| YOUR OBJECTIVE |
In your reply, repeat every entry exactly and skip over each picture.

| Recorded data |
- - - -

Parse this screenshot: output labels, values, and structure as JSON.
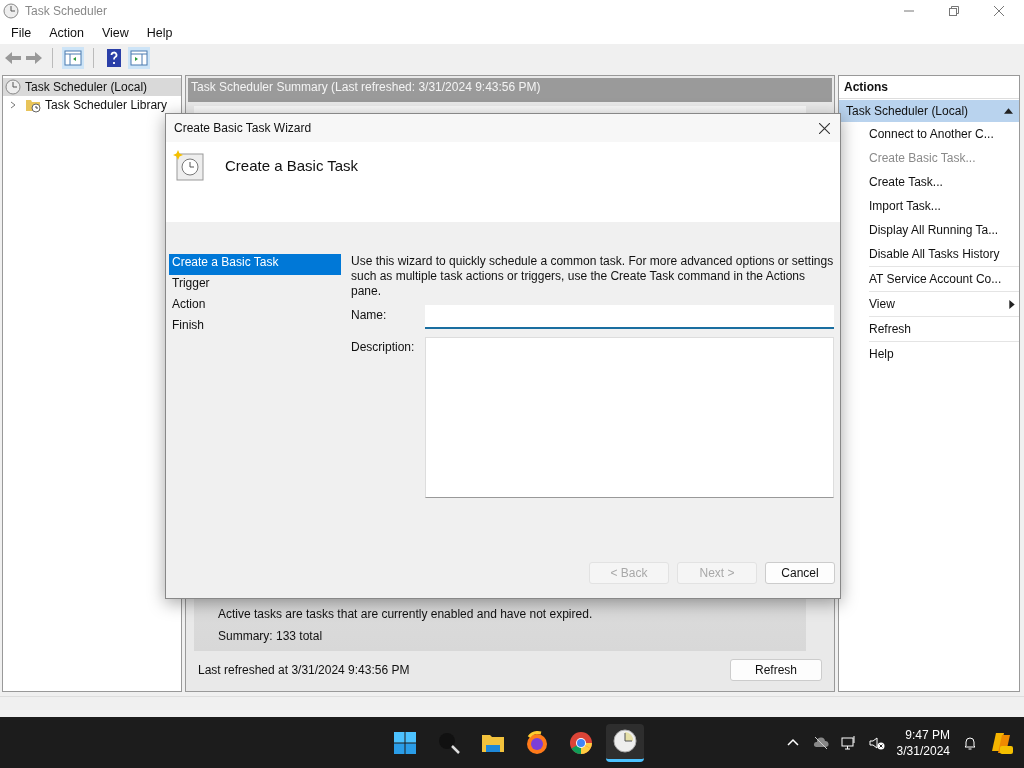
{
  "window": {
    "title": "Task Scheduler"
  },
  "menu": [
    "File",
    "Action",
    "View",
    "Help"
  ],
  "tree": [
    {
      "label": "Task Scheduler (Local)",
      "selected": true,
      "children": [
        {
          "label": "Task Scheduler Library",
          "selected": false,
          "expanded": false
        }
      ]
    }
  ],
  "summary": {
    "header": "Task Scheduler Summary (Last refreshed: 3/31/2024 9:43:56 PM)",
    "note": "Active tasks are tasks that are currently enabled and have not expired.",
    "total": "Summary: 133 total",
    "last_refreshed": "Last refreshed at 3/31/2024 9:43:56 PM",
    "refresh_button": "Refresh"
  },
  "actions": {
    "title": "Actions",
    "group": "Task Scheduler (Local)",
    "expanded": true,
    "items": [
      {
        "label": "Connect to Another C...",
        "kind": "item",
        "disabled": false,
        "divider": false
      },
      {
        "label": "Create Basic Task...",
        "kind": "item",
        "disabled": true,
        "divider": false
      },
      {
        "label": "Create Task...",
        "kind": "item",
        "disabled": false,
        "divider": false
      },
      {
        "label": "Import Task...",
        "kind": "item",
        "disabled": false,
        "divider": false
      },
      {
        "label": "Display All Running Ta...",
        "kind": "item",
        "disabled": false,
        "divider": false
      },
      {
        "label": "Disable All Tasks History",
        "kind": "item",
        "disabled": false,
        "divider": true
      },
      {
        "label": "AT Service Account Co...",
        "kind": "item",
        "disabled": false,
        "divider": true
      },
      {
        "label": "View",
        "kind": "submenu",
        "disabled": false,
        "divider": true
      },
      {
        "label": "Refresh",
        "kind": "item",
        "disabled": false,
        "divider": true
      },
      {
        "label": "Help",
        "kind": "item",
        "disabled": false,
        "divider": false
      }
    ]
  },
  "dialog": {
    "title": "Create Basic Task Wizard",
    "heading": "Create a Basic Task",
    "steps": [
      {
        "label": "Create a Basic Task",
        "selected": true
      },
      {
        "label": "Trigger",
        "selected": false
      },
      {
        "label": "Action",
        "selected": false
      },
      {
        "label": "Finish",
        "selected": false
      }
    ],
    "intro": "Use this wizard to quickly schedule a common task.  For more advanced options or settings such as multiple task actions or triggers, use the Create Task command in the Actions pane.",
    "name_label": "Name:",
    "description_label": "Description:",
    "buttons": [
      {
        "label": "< Back",
        "disabled": true
      },
      {
        "label": "Next >",
        "disabled": true
      },
      {
        "label": "Cancel",
        "disabled": false
      }
    ]
  },
  "taskbar": {
    "apps": [
      {
        "kind": "start",
        "selected": false
      },
      {
        "kind": "search",
        "selected": false
      },
      {
        "kind": "files",
        "selected": false
      },
      {
        "kind": "firefox",
        "selected": false
      },
      {
        "kind": "chrome",
        "selected": false
      },
      {
        "kind": "scheduler",
        "selected": true
      }
    ],
    "time": "9:47 PM",
    "date": "3/31/2024"
  }
}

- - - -

| REPLY |
Parse this screenshot: output labels, values, and structure as JSON.
{
  "window": {
    "title": "Task Scheduler"
  },
  "menu": [
    "File",
    "Action",
    "View",
    "Help"
  ],
  "tree": [
    {
      "label": "Task Scheduler (Local)",
      "selected": true,
      "children": [
        {
          "label": "Task Scheduler Library",
          "selected": false,
          "expanded": false
        }
      ]
    }
  ],
  "summary": {
    "header": "Task Scheduler Summary (Last refreshed: 3/31/2024 9:43:56 PM)",
    "note": "Active tasks are tasks that are currently enabled and have not expired.",
    "total": "Summary: 133 total",
    "last_refreshed": "Last refreshed at 3/31/2024 9:43:56 PM",
    "refresh_button": "Refresh"
  },
  "actions": {
    "title": "Actions",
    "group": "Task Scheduler (Local)",
    "expanded": true,
    "items": [
      {
        "label": "Connect to Another C...",
        "kind": "item",
        "disabled": false,
        "divider": false
      },
      {
        "label": "Create Basic Task...",
        "kind": "item",
        "disabled": true,
        "divider": false
      },
      {
        "label": "Create Task...",
        "kind": "item",
        "disabled": false,
        "divider": false
      },
      {
        "label": "Import Task...",
        "kind": "item",
        "disabled": false,
        "divider": false
      },
      {
        "label": "Display All Running Ta...",
        "kind": "item",
        "disabled": false,
        "divider": false
      },
      {
        "label": "Disable All Tasks History",
        "kind": "item",
        "disabled": false,
        "divider": true
      },
      {
        "label": "AT Service Account Co...",
        "kind": "item",
        "disabled": false,
        "divider": true
      },
      {
        "label": "View",
        "kind": "submenu",
        "disabled": false,
        "divider": true
      },
      {
        "label": "Refresh",
        "kind": "item",
        "disabled": false,
        "divider": true
      },
      {
        "label": "Help",
        "kind": "item",
        "disabled": false,
        "divider": false
      }
    ]
  },
  "dialog": {
    "title": "Create Basic Task Wizard",
    "heading": "Create a Basic Task",
    "steps": [
      {
        "label": "Create a Basic Task",
        "selected": true
      },
      {
        "label": "Trigger",
        "selected": false
      },
      {
        "label": "Action",
        "selected": false
      },
      {
        "label": "Finish",
        "selected": false
      }
    ],
    "intro": "Use this wizard to quickly schedule a common task.  For more advanced options or settings such as multiple task actions or triggers, use the Create Task command in the Actions pane.",
    "name_label": "Name:",
    "description_label": "Description:",
    "buttons": [
      {
        "label": "< Back",
        "disabled": true
      },
      {
        "label": "Next >",
        "disabled": true
      },
      {
        "label": "Cancel",
        "disabled": false
      }
    ]
  },
  "taskbar": {
    "apps": [
      {
        "kind": "start",
        "selected": false
      },
      {
        "kind": "search",
        "selected": false
      },
      {
        "kind": "files",
        "selected": false
      },
      {
        "kind": "firefox",
        "selected": false
      },
      {
        "kind": "chrome",
        "selected": false
      },
      {
        "kind": "scheduler",
        "selected": true
      }
    ],
    "time": "9:47 PM",
    "date": "3/31/2024"
  }
}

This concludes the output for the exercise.